Montreal: US under the pretext of fighting terrorism has provided an aid package to Pakistan's F-16 fleet; however experts say that it is rather a US paradox as the "friendly" country to which the aid is given is sheltering terrorist entities proscribed by UN and America itself.

The expert said that it would indeed be necessary to explain to the American taxpayers the following paradox: "under the pretext of the fight against terrorism, their government finances with their money the maintenance and the modernization of a fleet of hunters - certainly produced in America by a national company, Lockheed Martin - but to the friendly country which shelters Pakistan terrorist entities proscribed by the UN and by the American authorities themselves!"

Moreover, by this decision which is difficult to understand, what signal is Washington sending to the omnipotent generals of the Pakistani army as well as to its powerful intelligence services, said expert Olivier Guillard in an article for a media outlet Asialyst.

Isn't this giving them de facto a blank check to pursue as they please - in the volatile Kashmiri theater to begin with, then in Afghanistan - their eternal Indo-centric agenda?

For the first time since 2018, the US administration on September 8 approved nearly USD 500 million in aid to fund the maintenance of Pakistan's fleet of F-16 fighters without a guarantee that it will not be used against India, which Washington nevertheless wants to ally against China.

On September 26, there were celebrations at the National Museum of American Diplomacy in Washington for the 75th anniversary of the establishment of diplomatic relations between the United States and Pakistan.

Accompanied by his Pakistani counterpart, the American Secretary of State Antony Blinken suggested to his guest to "implement [in the future] a responsible relationship with neighbouring India".

The head of American diplomacy confirmed on this occasion to his visitor a timid emergency financial assistance to cope with the floods drowning the country, while inviting Islamabad to obtain from Beijing - one of his other " close allies" - a restructuring of its large bilateral debt.

During this meeting with the new Pakistani Minister of Foreign Affairs, Bilawal Bhutto, Antony Blinken did not dwell on the many points of long-standing divergence between Washington and Islamabad - "We have had differences, it is not a secret for no one (...). It's a resilient relationship. It is capable of overcoming the challenges we have had to face."

The head of American diplomacy preferred by far to hold a more removed and optimistic speech, "We share a common goal: a more stable, more peaceful and freer future for the whole of Afghanistan and for all the inhabitants of the region [...]. And I am convinced that an even brighter future awaits us, a future that everyone in this room will literally have to help bring about."

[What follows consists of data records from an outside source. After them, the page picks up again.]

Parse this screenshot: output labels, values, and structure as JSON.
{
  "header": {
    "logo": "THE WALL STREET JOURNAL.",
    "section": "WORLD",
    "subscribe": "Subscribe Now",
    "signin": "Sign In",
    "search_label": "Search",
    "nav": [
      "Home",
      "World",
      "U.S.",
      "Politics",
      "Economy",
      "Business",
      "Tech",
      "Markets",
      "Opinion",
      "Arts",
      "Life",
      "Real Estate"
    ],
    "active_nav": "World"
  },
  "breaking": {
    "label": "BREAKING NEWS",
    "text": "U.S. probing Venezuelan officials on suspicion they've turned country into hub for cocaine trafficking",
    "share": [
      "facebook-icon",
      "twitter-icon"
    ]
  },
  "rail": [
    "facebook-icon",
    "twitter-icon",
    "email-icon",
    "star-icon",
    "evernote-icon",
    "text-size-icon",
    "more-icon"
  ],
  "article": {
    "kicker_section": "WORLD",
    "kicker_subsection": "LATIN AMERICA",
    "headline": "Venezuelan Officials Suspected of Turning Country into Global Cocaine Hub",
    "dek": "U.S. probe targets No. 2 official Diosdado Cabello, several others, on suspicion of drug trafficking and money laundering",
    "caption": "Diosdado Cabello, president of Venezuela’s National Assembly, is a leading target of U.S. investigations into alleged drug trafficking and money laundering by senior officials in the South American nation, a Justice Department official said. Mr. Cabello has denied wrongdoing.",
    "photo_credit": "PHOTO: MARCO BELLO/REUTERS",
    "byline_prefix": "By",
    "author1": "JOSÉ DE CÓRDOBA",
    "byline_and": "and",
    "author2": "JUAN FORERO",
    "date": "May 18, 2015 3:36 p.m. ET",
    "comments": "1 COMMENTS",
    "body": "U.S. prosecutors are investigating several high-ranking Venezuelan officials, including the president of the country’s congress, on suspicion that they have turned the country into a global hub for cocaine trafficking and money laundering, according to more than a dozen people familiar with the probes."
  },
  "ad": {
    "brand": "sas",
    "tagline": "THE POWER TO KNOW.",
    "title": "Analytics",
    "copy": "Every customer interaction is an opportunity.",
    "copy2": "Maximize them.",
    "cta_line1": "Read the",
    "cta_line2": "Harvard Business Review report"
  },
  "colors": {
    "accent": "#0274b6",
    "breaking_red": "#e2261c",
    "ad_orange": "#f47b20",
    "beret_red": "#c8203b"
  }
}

After waryness shown by India over the F-16 US package to Pakistan, Antony Blinken pointed out that this financial package "is intended for the maintenance of Pakistan's existing fleet. It's not about new planes, new systems, new weapons. It is a question of ensuring the maintenance of the existing equipment," the expert wrote in the article.

As a reminder, during their last armed clash in 2019 and more precisely during combat between the two air forces over Kashmir, the Indian air force allegedly shot down a Pakistan air force aircraft, possibly an F-16.

It is therefore not surprising that the head of Indian diplomacy is moved by the news of this American financial assistance intended for the maintenance of the PAF and its F-16 fighters in particular, considering that these devices are in no way - unlike according to Islamabad and Washington - engaged primarily in the fight against terrorism on Pakistani territory.

Indian defence minister Rajnath Singh also came forward to his American peer, Defense Secretary Lloyd Austin, to express his concerns for the package.

From the podium of the annual General Assembly of the UN, Pakistani Prime Minister Shehbaz Sharif reserves a substantial part of his intervention in front of the audience of diplomats and the media to blame India for all or part of the torments of Pakistan.

An approach contributing more surely to further tighten bilateral relations almost at a standstill (since 2019) than to initiate a sketch of "detente."

Moreover, as is often the case in Pakistan, Pakistan has a constant obsession with India during serious internal crises such as the recent catastrophic floods and the collapse of the national economy.

During these tough times Pakistani leaders feel "compelled" to harden the tone against India and fail to take action to improve its own national situation for its 226 million citizens.

Expert Guillard is a specialist in Asia, a researcher at CERIAS (the University of Quebec in Montreal) and an author.